The BRA Hearts Vornado (Sort of)

By the looks of things, the great thaw has begun. Yesterday, Boston Redevelopment Authority director Peter Meade told reporters that Vornado, the owner of the big hole at the Filene’s site in Downtown Crossing, is “likely to be part of the solution” there. Though Mayor Menino and Vornado have long been at loggerheads, Meade said he was talking with the New York real estate firm and was pleased with the tone of the conversation so far. The Globe reported:

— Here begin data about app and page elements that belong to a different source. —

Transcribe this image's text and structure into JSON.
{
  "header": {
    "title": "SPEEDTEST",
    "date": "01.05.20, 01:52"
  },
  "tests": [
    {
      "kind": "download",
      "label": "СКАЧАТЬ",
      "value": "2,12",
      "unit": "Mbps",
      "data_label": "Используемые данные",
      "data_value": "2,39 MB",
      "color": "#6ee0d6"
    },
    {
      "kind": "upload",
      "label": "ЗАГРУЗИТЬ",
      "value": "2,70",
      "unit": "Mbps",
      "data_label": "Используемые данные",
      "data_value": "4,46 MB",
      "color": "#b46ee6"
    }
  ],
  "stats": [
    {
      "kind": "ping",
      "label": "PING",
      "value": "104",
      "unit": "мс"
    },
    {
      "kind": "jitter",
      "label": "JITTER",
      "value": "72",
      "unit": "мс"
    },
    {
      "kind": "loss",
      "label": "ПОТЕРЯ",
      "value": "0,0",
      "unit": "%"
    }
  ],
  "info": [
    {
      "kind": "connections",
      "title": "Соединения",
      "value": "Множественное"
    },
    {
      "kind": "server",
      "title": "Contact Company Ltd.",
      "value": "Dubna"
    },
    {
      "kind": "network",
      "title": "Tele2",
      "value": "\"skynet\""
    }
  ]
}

[Meade’s] comments, delivered at a Greater Boston Chamber of Commerce breakfast, marked a shift in the city’s rhetoric about the investment firm after months of rocky relations. The BRA revoked its permits for a $700 million project that would have included offices, stores, residences, and a hotel. The firm then put the site up for sale in late 2010 but has yet to attract an acceptable bid.

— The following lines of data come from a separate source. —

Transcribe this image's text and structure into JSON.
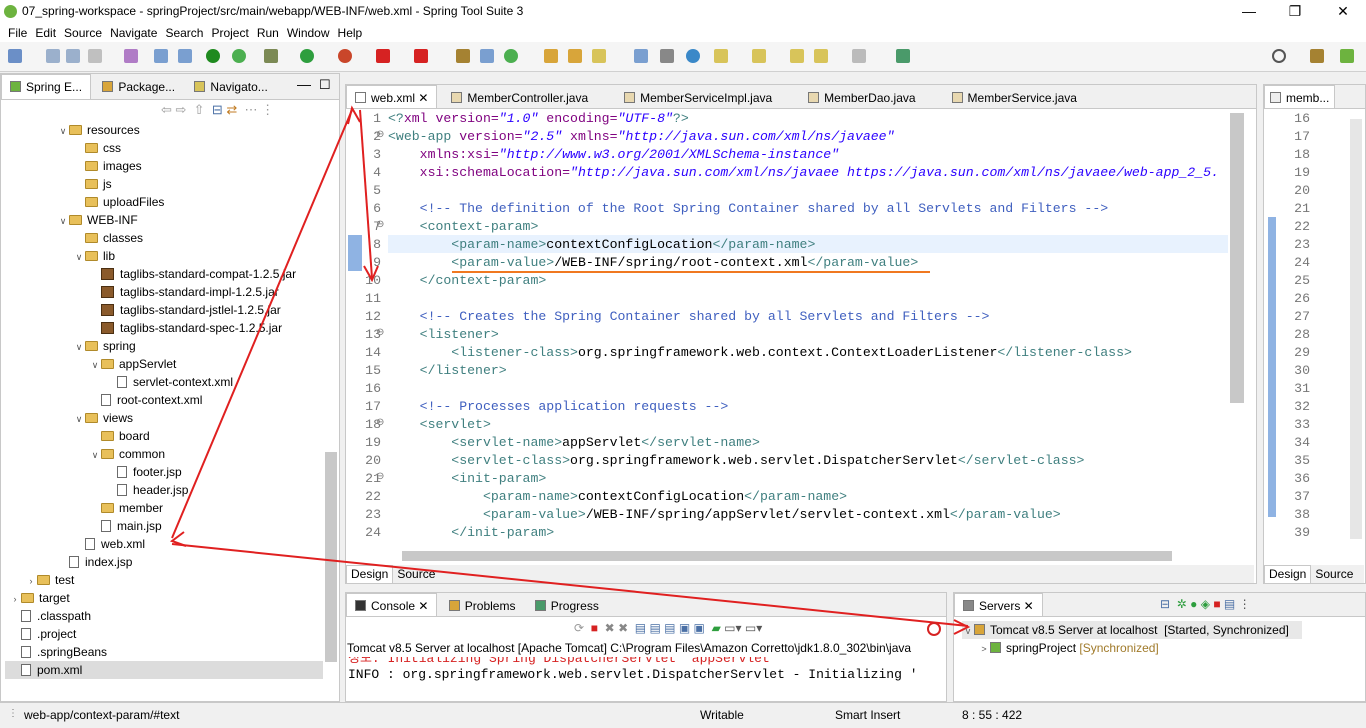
{
  "window": {
    "title": "07_spring-workspace - springProject/src/main/webapp/WEB-INF/web.xml - Spring Tool Suite 3"
  },
  "menu": [
    "File",
    "Edit",
    "Source",
    "Navigate",
    "Search",
    "Project",
    "Run",
    "Window",
    "Help"
  ],
  "left_tabs": [
    "Spring E...",
    "Package...",
    "Navigato..."
  ],
  "tree": [
    {
      "indent": 5,
      "arrow": "v",
      "icon": "folder",
      "label": "resources"
    },
    {
      "indent": 6,
      "arrow": "",
      "icon": "folder",
      "label": "css"
    },
    {
      "indent": 6,
      "arrow": "",
      "icon": "folder",
      "label": "images"
    },
    {
      "indent": 6,
      "arrow": "",
      "icon": "folder",
      "label": "js"
    },
    {
      "indent": 6,
      "arrow": "",
      "icon": "folder",
      "label": "uploadFiles"
    },
    {
      "indent": 5,
      "arrow": "v",
      "icon": "folder",
      "label": "WEB-INF"
    },
    {
      "indent": 6,
      "arrow": "",
      "icon": "folder",
      "label": "classes"
    },
    {
      "indent": 6,
      "arrow": "v",
      "icon": "folder",
      "label": "lib"
    },
    {
      "indent": 7,
      "arrow": "",
      "icon": "jar",
      "label": "taglibs-standard-compat-1.2.5.jar"
    },
    {
      "indent": 7,
      "arrow": "",
      "icon": "jar",
      "label": "taglibs-standard-impl-1.2.5.jar"
    },
    {
      "indent": 7,
      "arrow": "",
      "icon": "jar",
      "label": "taglibs-standard-jstlel-1.2.5.jar"
    },
    {
      "indent": 7,
      "arrow": "",
      "icon": "jar",
      "label": "taglibs-standard-spec-1.2.5.jar"
    },
    {
      "indent": 6,
      "arrow": "v",
      "icon": "folder",
      "label": "spring"
    },
    {
      "indent": 7,
      "arrow": "v",
      "icon": "folder",
      "label": "appServlet"
    },
    {
      "indent": 8,
      "arrow": "",
      "icon": "file",
      "label": "servlet-context.xml"
    },
    {
      "indent": 7,
      "arrow": "",
      "icon": "file",
      "label": "root-context.xml"
    },
    {
      "indent": 6,
      "arrow": "v",
      "icon": "folder",
      "label": "views"
    },
    {
      "indent": 7,
      "arrow": "",
      "icon": "folder",
      "label": "board"
    },
    {
      "indent": 7,
      "arrow": "v",
      "icon": "folder",
      "label": "common"
    },
    {
      "indent": 8,
      "arrow": "",
      "icon": "file",
      "label": "footer.jsp"
    },
    {
      "indent": 8,
      "arrow": "",
      "icon": "file",
      "label": "header.jsp"
    },
    {
      "indent": 7,
      "arrow": "",
      "icon": "folder",
      "label": "member"
    },
    {
      "indent": 7,
      "arrow": "",
      "icon": "file",
      "label": "main.jsp"
    },
    {
      "indent": 6,
      "arrow": "",
      "icon": "file",
      "label": "web.xml"
    },
    {
      "indent": 5,
      "arrow": "",
      "icon": "file",
      "label": "index.jsp"
    },
    {
      "indent": 3,
      "arrow": ">",
      "icon": "folder",
      "label": "test"
    },
    {
      "indent": 2,
      "arrow": ">",
      "icon": "folder",
      "label": "target"
    },
    {
      "indent": 2,
      "arrow": "",
      "icon": "file",
      "label": ".classpath"
    },
    {
      "indent": 2,
      "arrow": "",
      "icon": "file",
      "label": ".project"
    },
    {
      "indent": 2,
      "arrow": "",
      "icon": "file",
      "label": ".springBeans"
    },
    {
      "indent": 2,
      "arrow": "",
      "icon": "file",
      "label": "pom.xml"
    }
  ],
  "editor_tabs": [
    "web.xml",
    "MemberController.java",
    "MemberServiceImpl.java",
    "MemberDao.java",
    "MemberService.java"
  ],
  "right_tab": "memb...",
  "code": [
    {
      "n": "1",
      "fold": "",
      "parts": [
        [
          "tg",
          "<?"
        ],
        [
          "an",
          "xml "
        ],
        [
          "an",
          "version="
        ],
        [
          "av",
          "\"1.0\""
        ],
        [
          "an",
          " encoding="
        ],
        [
          "av",
          "\"UTF-8\""
        ],
        [
          "tg",
          "?>"
        ]
      ]
    },
    {
      "n": "2",
      "fold": "⊖",
      "parts": [
        [
          "tg",
          "<web-app "
        ],
        [
          "an",
          "version="
        ],
        [
          "av",
          "\"2.5\""
        ],
        [
          "an",
          " xmlns="
        ],
        [
          "av",
          "\"http://java.sun.com/xml/ns/javaee\""
        ]
      ]
    },
    {
      "n": "3",
      "fold": "",
      "parts": [
        [
          "an",
          "    xmlns:xsi="
        ],
        [
          "av",
          "\"http://www.w3.org/2001/XMLSchema-instance\""
        ]
      ]
    },
    {
      "n": "4",
      "fold": "",
      "parts": [
        [
          "an",
          "    xsi:schemaLocation="
        ],
        [
          "av",
          "\"http://java.sun.com/xml/ns/javaee https://java.sun.com/xml/ns/javaee/web-app_2_5."
        ]
      ]
    },
    {
      "n": "5",
      "fold": "",
      "parts": []
    },
    {
      "n": "6",
      "fold": "",
      "parts": [
        [
          "cm",
          "    <!-- The definition of the Root Spring Container shared by all Servlets and Filters -->"
        ]
      ]
    },
    {
      "n": "7",
      "fold": "⊖",
      "parts": [
        [
          "tg",
          "    <context-param>"
        ]
      ]
    },
    {
      "n": "8",
      "fold": "",
      "parts": [
        [
          "tg",
          "        <param-name>"
        ],
        [
          "tx",
          "contextConfigLocation"
        ],
        [
          "tg",
          "</param-name>"
        ]
      ]
    },
    {
      "n": "9",
      "fold": "",
      "parts": [
        [
          "tg",
          "        <param-value>"
        ],
        [
          "tx",
          "/WEB-INF/spring/root-context.xml"
        ],
        [
          "tg",
          "</param-value>"
        ]
      ]
    },
    {
      "n": "10",
      "fold": "",
      "parts": [
        [
          "tg",
          "    </context-param>"
        ]
      ]
    },
    {
      "n": "11",
      "fold": "",
      "parts": []
    },
    {
      "n": "12",
      "fold": "",
      "parts": [
        [
          "cm",
          "    <!-- Creates the Spring Container shared by all Servlets and Filters -->"
        ]
      ]
    },
    {
      "n": "13",
      "fold": "⊖",
      "parts": [
        [
          "tg",
          "    <listener>"
        ]
      ]
    },
    {
      "n": "14",
      "fold": "",
      "parts": [
        [
          "tg",
          "        <listener-class>"
        ],
        [
          "tx",
          "org.springframework.web.context.ContextLoaderListener"
        ],
        [
          "tg",
          "</listener-class>"
        ]
      ]
    },
    {
      "n": "15",
      "fold": "",
      "parts": [
        [
          "tg",
          "    </listener>"
        ]
      ]
    },
    {
      "n": "16",
      "fold": "",
      "parts": []
    },
    {
      "n": "17",
      "fold": "",
      "parts": [
        [
          "cm",
          "    <!-- Processes application requests -->"
        ]
      ]
    },
    {
      "n": "18",
      "fold": "⊖",
      "parts": [
        [
          "tg",
          "    <servlet>"
        ]
      ]
    },
    {
      "n": "19",
      "fold": "",
      "parts": [
        [
          "tg",
          "        <servlet-name>"
        ],
        [
          "tx",
          "appServlet"
        ],
        [
          "tg",
          "</servlet-name>"
        ]
      ]
    },
    {
      "n": "20",
      "fold": "",
      "parts": [
        [
          "tg",
          "        <servlet-class>"
        ],
        [
          "tx",
          "org.springframework.web.servlet.DispatcherServlet"
        ],
        [
          "tg",
          "</servlet-class>"
        ]
      ]
    },
    {
      "n": "21",
      "fold": "⊖",
      "parts": [
        [
          "tg",
          "        <init-param>"
        ]
      ]
    },
    {
      "n": "22",
      "fold": "",
      "parts": [
        [
          "tg",
          "            <param-name>"
        ],
        [
          "tx",
          "contextConfigLocation"
        ],
        [
          "tg",
          "</param-name>"
        ]
      ]
    },
    {
      "n": "23",
      "fold": "",
      "parts": [
        [
          "tg",
          "            <param-value>"
        ],
        [
          "tx",
          "/WEB-INF/spring/appServlet/servlet-context.xml"
        ],
        [
          "tg",
          "</param-value>"
        ]
      ]
    },
    {
      "n": "24",
      "fold": "",
      "parts": [
        [
          "tg",
          "        </init-param>"
        ]
      ]
    }
  ],
  "right_lines": [
    "16",
    "17",
    "18",
    "19",
    "20",
    "21",
    "22",
    "23",
    "24",
    "25",
    "26",
    "27",
    "28",
    "29",
    "30",
    "31",
    "32",
    "33",
    "34",
    "35",
    "36",
    "37",
    "38",
    "39"
  ],
  "editor_bottom_tabs": [
    "Design",
    "Source"
  ],
  "console": {
    "tabs": [
      "Console",
      "Problems",
      "Progress"
    ],
    "header": "Tomcat v8.5 Server at localhost [Apache Tomcat] C:\\Program Files\\Amazon Corretto\\jdk1.8.0_302\\bin\\java",
    "lines": [
      "정보: Initializing Spring DispatcherServlet 'appServlet'",
      "INFO : org.springframework.web.servlet.DispatcherServlet - Initializing '"
    ]
  },
  "servers": {
    "tab": "Servers",
    "server": "Tomcat v8.5 Server at localhost",
    "server_state": "[Started, Synchronized]",
    "project": "springProject",
    "project_state": "[Synchronized]"
  },
  "status": {
    "path": "web-app/context-param/#text",
    "mode": "Writable",
    "insert": "Smart Insert",
    "pos": "8 : 55 : 422"
  },
  "colors": {
    "annotation": "#e02020",
    "underline": "#f07820"
  }
}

Meade made clear that a sale now seems unlikely because Vornado would have to unload the property at a loss, and he said Mayor Thomas M. Menino has directed him to talk with the firm’s executives about other ways to move forward.

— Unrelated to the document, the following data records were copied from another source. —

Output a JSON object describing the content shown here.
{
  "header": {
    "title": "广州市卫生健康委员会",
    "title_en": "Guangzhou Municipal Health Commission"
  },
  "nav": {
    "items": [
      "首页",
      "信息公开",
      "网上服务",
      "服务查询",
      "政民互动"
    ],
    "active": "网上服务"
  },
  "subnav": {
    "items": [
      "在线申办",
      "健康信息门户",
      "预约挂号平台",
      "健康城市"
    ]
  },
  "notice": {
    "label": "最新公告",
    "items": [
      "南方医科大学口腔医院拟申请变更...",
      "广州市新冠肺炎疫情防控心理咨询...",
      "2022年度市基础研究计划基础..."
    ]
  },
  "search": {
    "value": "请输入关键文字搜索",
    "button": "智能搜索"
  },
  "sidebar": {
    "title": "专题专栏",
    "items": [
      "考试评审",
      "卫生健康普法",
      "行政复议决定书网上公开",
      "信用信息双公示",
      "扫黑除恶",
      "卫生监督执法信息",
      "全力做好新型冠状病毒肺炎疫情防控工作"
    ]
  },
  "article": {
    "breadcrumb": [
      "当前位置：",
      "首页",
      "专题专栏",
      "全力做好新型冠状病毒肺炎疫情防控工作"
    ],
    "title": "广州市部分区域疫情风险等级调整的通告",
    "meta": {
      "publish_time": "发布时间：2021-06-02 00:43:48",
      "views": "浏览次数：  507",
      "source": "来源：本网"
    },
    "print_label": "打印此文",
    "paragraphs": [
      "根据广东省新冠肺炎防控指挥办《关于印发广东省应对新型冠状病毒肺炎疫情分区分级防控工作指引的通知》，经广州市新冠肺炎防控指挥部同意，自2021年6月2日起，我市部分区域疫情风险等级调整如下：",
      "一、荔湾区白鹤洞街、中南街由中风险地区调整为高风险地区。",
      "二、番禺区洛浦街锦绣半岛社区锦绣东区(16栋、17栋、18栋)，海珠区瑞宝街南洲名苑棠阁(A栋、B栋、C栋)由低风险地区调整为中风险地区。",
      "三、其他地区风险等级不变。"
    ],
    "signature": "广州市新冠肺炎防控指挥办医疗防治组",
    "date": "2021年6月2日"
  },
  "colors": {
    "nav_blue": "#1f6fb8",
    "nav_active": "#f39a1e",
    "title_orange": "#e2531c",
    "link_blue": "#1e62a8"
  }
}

And this comes just days after reports that Target is interested in moving into the site (though, as I reported here, as of present, that is very far from happening). At first blush, it may seem surprising that Boston officials are trying to make nice with that “scurrilous group that should not be in the real estate business,” as Menino called Vornado as recently as this summer. But it’s really not. Like I wrote about in this month’s issue of the magazine, Vornado was never going to do anything with the site that would cost them to lose money unnecessarily. Selling at a loss when they don’t have to just isn’t in their playbook. It could very well be that Vornado will end up selling off portions of the site (like the rights to build apartments) and keeping other parts for themselves (say, the ground floor retail), but, ultimately, they’ll do whatever they think will make them the most money, no matter how long it takes.

In the end, Menino never really had any significant leverage over Vornado, anyway. The New York firm, led by the famously stubborn Steven Roth, always has the ability to wait as long as they want to do something on the site. It’s not costing them much money to let it sit there, so they’re in no hurry. When they decide the time is right, the city, desperate to get that hole filled, won’t have much choice but to go along. John Hynes, the Boston developer working with Vornado on the project, told me for my story in the magazine that he thought we’d see some serious decisions made on Filene’s by the end of this fall. At the time, the site looked like such an intractable mess that I had a hard time believing him. But now, it looks like he may be right.